Exercise aim: Whenever the word "move" appears in a line of the data below, copy that line.

Records for this task:
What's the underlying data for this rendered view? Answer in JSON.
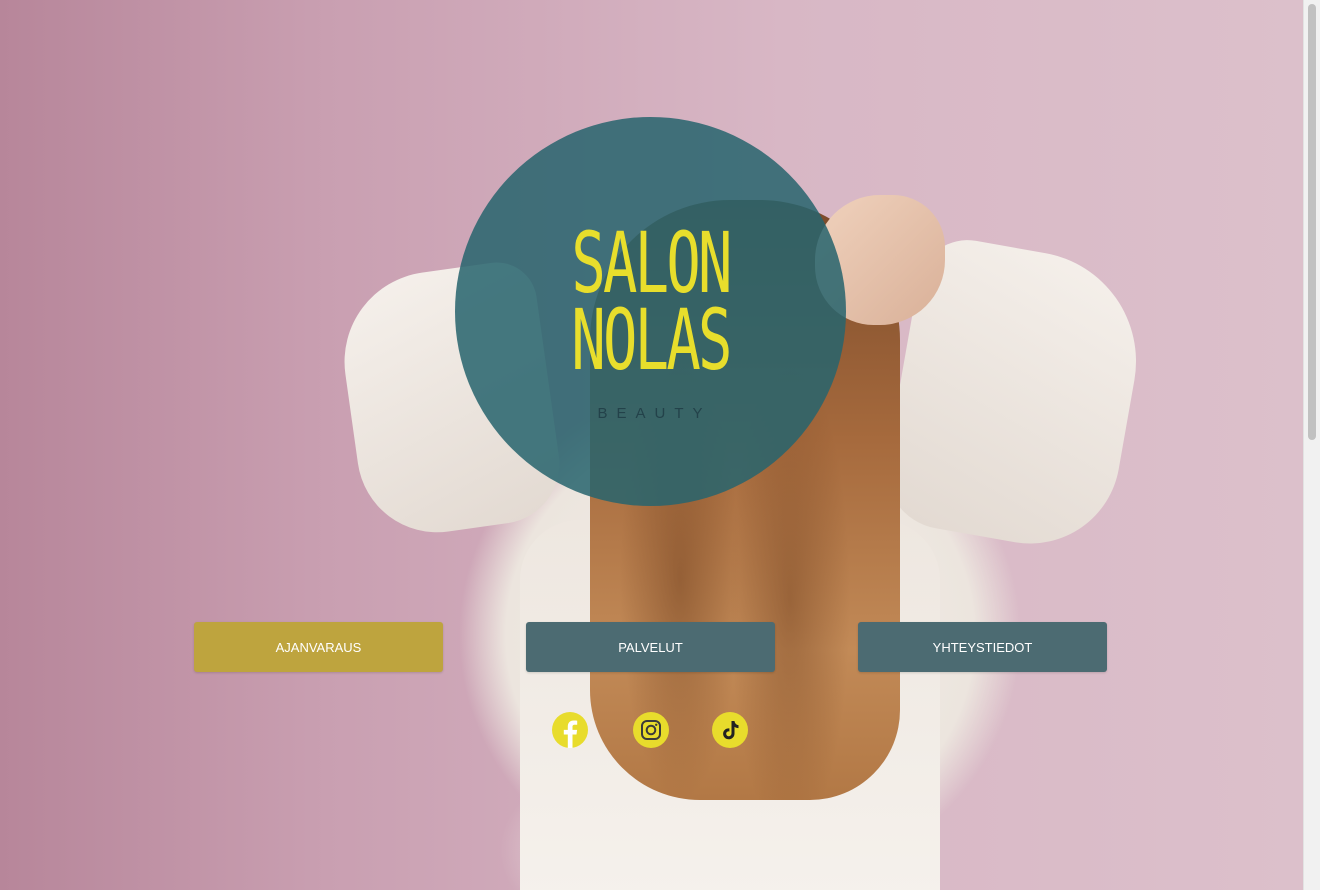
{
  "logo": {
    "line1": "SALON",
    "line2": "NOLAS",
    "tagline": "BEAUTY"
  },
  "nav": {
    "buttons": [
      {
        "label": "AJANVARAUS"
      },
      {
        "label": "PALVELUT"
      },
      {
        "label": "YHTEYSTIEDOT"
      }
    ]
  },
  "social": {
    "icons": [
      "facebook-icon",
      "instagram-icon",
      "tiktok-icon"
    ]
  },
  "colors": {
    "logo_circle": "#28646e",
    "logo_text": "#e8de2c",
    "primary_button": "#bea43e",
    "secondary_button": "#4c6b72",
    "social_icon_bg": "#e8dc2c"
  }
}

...

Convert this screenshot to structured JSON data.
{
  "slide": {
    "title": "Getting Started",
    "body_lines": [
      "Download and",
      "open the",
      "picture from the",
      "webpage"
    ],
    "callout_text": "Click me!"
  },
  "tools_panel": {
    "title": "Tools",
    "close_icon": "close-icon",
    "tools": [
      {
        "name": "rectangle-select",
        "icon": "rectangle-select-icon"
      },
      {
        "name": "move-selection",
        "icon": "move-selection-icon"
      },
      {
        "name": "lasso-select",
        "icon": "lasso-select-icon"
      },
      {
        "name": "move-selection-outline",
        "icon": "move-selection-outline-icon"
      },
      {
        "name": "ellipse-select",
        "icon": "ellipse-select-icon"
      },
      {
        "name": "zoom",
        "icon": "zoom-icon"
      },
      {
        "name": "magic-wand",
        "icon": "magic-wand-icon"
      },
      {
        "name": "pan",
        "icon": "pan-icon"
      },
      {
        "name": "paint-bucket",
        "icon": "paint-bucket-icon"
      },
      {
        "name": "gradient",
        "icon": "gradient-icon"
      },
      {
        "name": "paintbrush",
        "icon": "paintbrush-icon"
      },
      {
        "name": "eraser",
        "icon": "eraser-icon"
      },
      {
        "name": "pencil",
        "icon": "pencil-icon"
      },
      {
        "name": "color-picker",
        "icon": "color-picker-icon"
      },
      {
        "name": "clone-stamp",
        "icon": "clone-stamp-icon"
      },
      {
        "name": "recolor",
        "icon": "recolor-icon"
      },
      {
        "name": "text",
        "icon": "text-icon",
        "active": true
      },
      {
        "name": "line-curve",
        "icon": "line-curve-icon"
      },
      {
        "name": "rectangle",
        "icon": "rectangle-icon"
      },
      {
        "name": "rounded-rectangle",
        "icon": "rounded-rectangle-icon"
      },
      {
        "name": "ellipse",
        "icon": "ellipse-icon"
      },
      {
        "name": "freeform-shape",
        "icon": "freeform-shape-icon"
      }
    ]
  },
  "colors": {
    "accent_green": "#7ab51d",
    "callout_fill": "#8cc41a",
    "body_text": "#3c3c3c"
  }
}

Result:
        "name": "move-selection",
        "icon": "move-selection-icon"
        "name": "move-selection-outline",
        "icon": "move-selection-outline-icon"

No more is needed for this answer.